DATASET ENTRIES START
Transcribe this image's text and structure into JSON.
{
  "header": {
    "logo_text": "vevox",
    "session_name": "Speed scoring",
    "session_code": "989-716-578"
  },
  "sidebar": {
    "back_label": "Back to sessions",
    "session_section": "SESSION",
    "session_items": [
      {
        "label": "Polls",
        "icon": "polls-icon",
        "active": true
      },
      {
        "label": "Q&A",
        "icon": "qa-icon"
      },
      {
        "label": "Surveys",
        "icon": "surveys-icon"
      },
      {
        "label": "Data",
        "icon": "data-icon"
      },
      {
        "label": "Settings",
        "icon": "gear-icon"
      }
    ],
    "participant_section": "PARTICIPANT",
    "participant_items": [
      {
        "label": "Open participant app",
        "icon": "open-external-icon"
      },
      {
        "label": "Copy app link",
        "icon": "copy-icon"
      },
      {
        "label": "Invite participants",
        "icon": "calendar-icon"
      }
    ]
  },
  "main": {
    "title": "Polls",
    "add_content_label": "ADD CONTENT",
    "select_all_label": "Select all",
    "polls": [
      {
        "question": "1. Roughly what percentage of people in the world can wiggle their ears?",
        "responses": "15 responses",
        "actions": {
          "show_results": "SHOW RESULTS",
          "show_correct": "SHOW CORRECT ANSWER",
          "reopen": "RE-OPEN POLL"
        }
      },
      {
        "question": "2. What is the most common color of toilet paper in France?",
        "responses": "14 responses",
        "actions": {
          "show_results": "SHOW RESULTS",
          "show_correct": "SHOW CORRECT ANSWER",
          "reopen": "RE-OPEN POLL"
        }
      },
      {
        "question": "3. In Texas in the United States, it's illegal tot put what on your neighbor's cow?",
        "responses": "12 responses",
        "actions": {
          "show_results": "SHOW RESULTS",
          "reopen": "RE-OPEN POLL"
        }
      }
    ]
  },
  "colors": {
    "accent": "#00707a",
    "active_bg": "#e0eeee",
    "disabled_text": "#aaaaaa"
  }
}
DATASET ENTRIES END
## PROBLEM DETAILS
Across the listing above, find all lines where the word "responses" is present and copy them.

## FINISHED EXERCISE
        "responses": "15 responses",
        "responses": "14 responses",
        "responses": "12 responses",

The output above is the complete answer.